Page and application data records
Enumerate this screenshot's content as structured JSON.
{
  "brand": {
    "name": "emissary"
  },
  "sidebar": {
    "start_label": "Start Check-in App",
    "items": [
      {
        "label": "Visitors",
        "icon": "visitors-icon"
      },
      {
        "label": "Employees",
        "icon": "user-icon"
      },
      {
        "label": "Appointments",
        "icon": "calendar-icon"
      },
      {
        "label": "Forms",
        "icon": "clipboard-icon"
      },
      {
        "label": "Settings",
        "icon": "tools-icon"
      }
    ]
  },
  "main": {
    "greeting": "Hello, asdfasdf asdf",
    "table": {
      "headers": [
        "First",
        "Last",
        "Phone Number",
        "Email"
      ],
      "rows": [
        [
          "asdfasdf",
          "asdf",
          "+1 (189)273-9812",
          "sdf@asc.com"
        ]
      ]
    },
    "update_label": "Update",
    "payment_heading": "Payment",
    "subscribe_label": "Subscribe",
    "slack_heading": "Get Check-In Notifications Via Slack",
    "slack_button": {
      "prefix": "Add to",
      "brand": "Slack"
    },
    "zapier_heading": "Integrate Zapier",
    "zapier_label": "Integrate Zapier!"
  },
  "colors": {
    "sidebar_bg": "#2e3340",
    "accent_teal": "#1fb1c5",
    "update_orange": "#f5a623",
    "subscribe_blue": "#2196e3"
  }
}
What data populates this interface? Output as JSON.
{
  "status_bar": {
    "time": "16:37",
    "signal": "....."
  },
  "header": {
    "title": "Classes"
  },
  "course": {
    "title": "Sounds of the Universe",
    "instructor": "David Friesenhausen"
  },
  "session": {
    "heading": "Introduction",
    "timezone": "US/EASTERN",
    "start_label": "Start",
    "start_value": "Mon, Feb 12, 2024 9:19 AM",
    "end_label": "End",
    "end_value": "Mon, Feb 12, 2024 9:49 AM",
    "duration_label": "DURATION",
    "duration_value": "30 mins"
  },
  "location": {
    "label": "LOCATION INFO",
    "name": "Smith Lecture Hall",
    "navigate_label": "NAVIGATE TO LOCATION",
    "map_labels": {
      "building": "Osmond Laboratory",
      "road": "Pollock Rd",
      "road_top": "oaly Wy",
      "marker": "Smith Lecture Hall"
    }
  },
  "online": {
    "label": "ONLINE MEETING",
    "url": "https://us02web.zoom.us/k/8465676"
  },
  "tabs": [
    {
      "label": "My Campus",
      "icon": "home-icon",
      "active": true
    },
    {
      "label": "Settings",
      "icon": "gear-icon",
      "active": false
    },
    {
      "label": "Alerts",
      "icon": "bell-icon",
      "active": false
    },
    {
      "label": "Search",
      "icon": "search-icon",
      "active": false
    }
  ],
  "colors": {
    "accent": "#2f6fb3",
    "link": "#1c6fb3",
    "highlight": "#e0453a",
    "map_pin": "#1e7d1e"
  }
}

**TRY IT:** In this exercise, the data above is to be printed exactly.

**OUTPUT FOR THIS EXERCISE:**
Enumerate this screenshot's content as structured JSON.
{
  "brand": {
    "name": "emissary"
  },
  "sidebar": {
    "start_label": "Start Check-in App",
    "items": [
      {
        "label": "Visitors",
        "icon": "visitors-icon"
      },
      {
        "label": "Employees",
        "icon": "user-icon"
      },
      {
        "label": "Appointments",
        "icon": "calendar-icon"
      },
      {
        "label": "Forms",
        "icon": "clipboard-icon"
      },
      {
        "label": "Settings",
        "icon": "tools-icon"
      }
    ]
  },
  "main": {
    "greeting": "Hello, asdfasdf asdf",
    "table": {
      "headers": [
        "First",
        "Last",
        "Phone Number",
        "Email"
      ],
      "rows": [
        [
          "asdfasdf",
          "asdf",
          "+1 (189)273-9812",
          "sdf@asc.com"
        ]
      ]
    },
    "update_label": "Update",
    "payment_heading": "Payment",
    "subscribe_label": "Subscribe",
    "slack_heading": "Get Check-In Notifications Via Slack",
    "slack_button": {
      "prefix": "Add to",
      "brand": "Slack"
    },
    "zapier_heading": "Integrate Zapier",
    "zapier_label": "Integrate Zapier!"
  },
  "colors": {
    "sidebar_bg": "#2e3340",
    "accent_teal": "#1fb1c5",
    "update_orange": "#f5a623",
    "subscribe_blue": "#2196e3"
  }
}
What data populates this interface? Output as JSON.
{
  "status_bar": {
    "time": "16:37",
    "signal": "....."
  },
  "header": {
    "title": "Classes"
  },
  "course": {
    "title": "Sounds of the Universe",
    "instructor": "David Friesenhausen"
  },
  "session": {
    "heading": "Introduction",
    "timezone": "US/EASTERN",
    "start_label": "Start",
    "start_value": "Mon, Feb 12, 2024 9:19 AM",
    "end_label": "End",
    "end_value": "Mon, Feb 12, 2024 9:49 AM",
    "duration_label": "DURATION",
    "duration_value": "30 mins"
  },
  "location": {
    "label": "LOCATION INFO",
    "name": "Smith Lecture Hall",
    "navigate_label": "NAVIGATE TO LOCATION",
    "map_labels": {
      "building": "Osmond Laboratory",
      "road": "Pollock Rd",
      "road_top": "oaly Wy",
      "marker": "Smith Lecture Hall"
    }
  },
  "online": {
    "label": "ONLINE MEETING",
    "url": "https://us02web.zoom.us/k/8465676"
  },
  "tabs": [
    {
      "label": "My Campus",
      "icon": "home-icon",
      "active": true
    },
    {
      "label": "Settings",
      "icon": "gear-icon",
      "active": false
    },
    {
      "label": "Alerts",
      "icon": "bell-icon",
      "active": false
    },
    {
      "label": "Search",
      "icon": "search-icon",
      "active": false
    }
  ],
  "colors": {
    "accent": "#2f6fb3",
    "link": "#1c6fb3",
    "highlight": "#e0453a",
    "map_pin": "#1e7d1e"
  }
}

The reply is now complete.